━━ Records provided ━━

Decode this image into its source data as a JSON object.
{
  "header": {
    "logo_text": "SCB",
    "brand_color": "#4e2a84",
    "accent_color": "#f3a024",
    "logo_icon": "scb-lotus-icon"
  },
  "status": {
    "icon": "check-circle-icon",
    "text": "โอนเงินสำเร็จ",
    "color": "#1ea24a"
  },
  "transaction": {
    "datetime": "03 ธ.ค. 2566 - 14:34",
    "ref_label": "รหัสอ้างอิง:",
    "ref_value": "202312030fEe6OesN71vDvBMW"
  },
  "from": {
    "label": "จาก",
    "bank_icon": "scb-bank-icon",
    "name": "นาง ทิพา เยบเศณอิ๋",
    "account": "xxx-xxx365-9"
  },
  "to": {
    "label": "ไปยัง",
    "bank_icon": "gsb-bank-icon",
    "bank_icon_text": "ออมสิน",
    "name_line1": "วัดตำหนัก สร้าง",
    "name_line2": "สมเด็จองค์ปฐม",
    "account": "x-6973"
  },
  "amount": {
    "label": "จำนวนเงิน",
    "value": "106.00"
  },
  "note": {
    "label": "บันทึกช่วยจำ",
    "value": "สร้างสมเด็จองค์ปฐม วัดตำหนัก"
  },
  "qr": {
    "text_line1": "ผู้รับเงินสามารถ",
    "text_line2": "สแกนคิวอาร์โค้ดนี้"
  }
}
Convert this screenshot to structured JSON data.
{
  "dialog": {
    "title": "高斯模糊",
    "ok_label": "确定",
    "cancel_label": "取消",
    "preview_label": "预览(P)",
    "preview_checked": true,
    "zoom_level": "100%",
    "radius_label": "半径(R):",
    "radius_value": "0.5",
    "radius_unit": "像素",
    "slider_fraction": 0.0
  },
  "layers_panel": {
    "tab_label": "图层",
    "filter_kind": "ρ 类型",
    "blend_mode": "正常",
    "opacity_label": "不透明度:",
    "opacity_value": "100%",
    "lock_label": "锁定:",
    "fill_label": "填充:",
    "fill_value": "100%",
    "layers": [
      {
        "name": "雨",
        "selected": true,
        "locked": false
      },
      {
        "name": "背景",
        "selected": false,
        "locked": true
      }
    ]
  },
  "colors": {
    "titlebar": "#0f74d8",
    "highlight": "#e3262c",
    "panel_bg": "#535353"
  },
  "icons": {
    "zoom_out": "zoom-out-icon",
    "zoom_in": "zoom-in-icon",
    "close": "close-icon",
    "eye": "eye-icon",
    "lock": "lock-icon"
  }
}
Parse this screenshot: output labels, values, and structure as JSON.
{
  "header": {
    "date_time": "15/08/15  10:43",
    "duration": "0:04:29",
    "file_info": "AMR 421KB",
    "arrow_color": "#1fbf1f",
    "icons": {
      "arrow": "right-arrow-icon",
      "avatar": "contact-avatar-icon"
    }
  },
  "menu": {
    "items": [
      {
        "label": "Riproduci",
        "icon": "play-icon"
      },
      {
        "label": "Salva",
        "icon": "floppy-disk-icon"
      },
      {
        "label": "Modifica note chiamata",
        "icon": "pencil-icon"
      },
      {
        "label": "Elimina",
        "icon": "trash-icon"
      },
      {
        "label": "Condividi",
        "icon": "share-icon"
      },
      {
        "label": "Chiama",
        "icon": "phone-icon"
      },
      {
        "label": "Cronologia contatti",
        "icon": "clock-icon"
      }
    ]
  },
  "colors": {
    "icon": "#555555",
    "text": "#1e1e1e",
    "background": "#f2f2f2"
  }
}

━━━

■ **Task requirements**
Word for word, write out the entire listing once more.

■ **Exercise answer**
Decode this image into its source data as a JSON object.
{
  "header": {
    "logo_text": "SCB",
    "brand_color": "#4e2a84",
    "accent_color": "#f3a024",
    "logo_icon": "scb-lotus-icon"
  },
  "status": {
    "icon": "check-circle-icon",
    "text": "โอนเงินสำเร็จ",
    "color": "#1ea24a"
  },
  "transaction": {
    "datetime": "03 ธ.ค. 2566 - 14:34",
    "ref_label": "รหัสอ้างอิง:",
    "ref_value": "202312030fEe6OesN71vDvBMW"
  },
  "from": {
    "label": "จาก",
    "bank_icon": "scb-bank-icon",
    "name": "นาง ทิพา เยบเศณอิ๋",
    "account": "xxx-xxx365-9"
  },
  "to": {
    "label": "ไปยัง",
    "bank_icon": "gsb-bank-icon",
    "bank_icon_text": "ออมสิน",
    "name_line1": "วัดตำหนัก สร้าง",
    "name_line2": "สมเด็จองค์ปฐม",
    "account": "x-6973"
  },
  "amount": {
    "label": "จำนวนเงิน",
    "value": "106.00"
  },
  "note": {
    "label": "บันทึกช่วยจำ",
    "value": "สร้างสมเด็จองค์ปฐม วัดตำหนัก"
  },
  "qr": {
    "text_line1": "ผู้รับเงินสามารถ",
    "text_line2": "สแกนคิวอาร์โค้ดนี้"
  }
}
Convert this screenshot to structured JSON data.
{
  "dialog": {
    "title": "高斯模糊",
    "ok_label": "确定",
    "cancel_label": "取消",
    "preview_label": "预览(P)",
    "preview_checked": true,
    "zoom_level": "100%",
    "radius_label": "半径(R):",
    "radius_value": "0.5",
    "radius_unit": "像素",
    "slider_fraction": 0.0
  },
  "layers_panel": {
    "tab_label": "图层",
    "filter_kind": "ρ 类型",
    "blend_mode": "正常",
    "opacity_label": "不透明度:",
    "opacity_value": "100%",
    "lock_label": "锁定:",
    "fill_label": "填充:",
    "fill_value": "100%",
    "layers": [
      {
        "name": "雨",
        "selected": true,
        "locked": false
      },
      {
        "name": "背景",
        "selected": false,
        "locked": true
      }
    ]
  },
  "colors": {
    "titlebar": "#0f74d8",
    "highlight": "#e3262c",
    "panel_bg": "#535353"
  },
  "icons": {
    "zoom_out": "zoom-out-icon",
    "zoom_in": "zoom-in-icon",
    "close": "close-icon",
    "eye": "eye-icon",
    "lock": "lock-icon"
  }
}
Parse this screenshot: output labels, values, and structure as JSON.
{
  "header": {
    "date_time": "15/08/15  10:43",
    "duration": "0:04:29",
    "file_info": "AMR 421KB",
    "arrow_color": "#1fbf1f",
    "icons": {
      "arrow": "right-arrow-icon",
      "avatar": "contact-avatar-icon"
    }
  },
  "menu": {
    "items": [
      {
        "label": "Riproduci",
        "icon": "play-icon"
      },
      {
        "label": "Salva",
        "icon": "floppy-disk-icon"
      },
      {
        "label": "Modifica note chiamata",
        "icon": "pencil-icon"
      },
      {
        "label": "Elimina",
        "icon": "trash-icon"
      },
      {
        "label": "Condividi",
        "icon": "share-icon"
      },
      {
        "label": "Chiama",
        "icon": "phone-icon"
      },
      {
        "label": "Cronologia contatti",
        "icon": "clock-icon"
      }
    ]
  },
  "colors": {
    "icon": "#555555",
    "text": "#1e1e1e",
    "background": "#f2f2f2"
  }
}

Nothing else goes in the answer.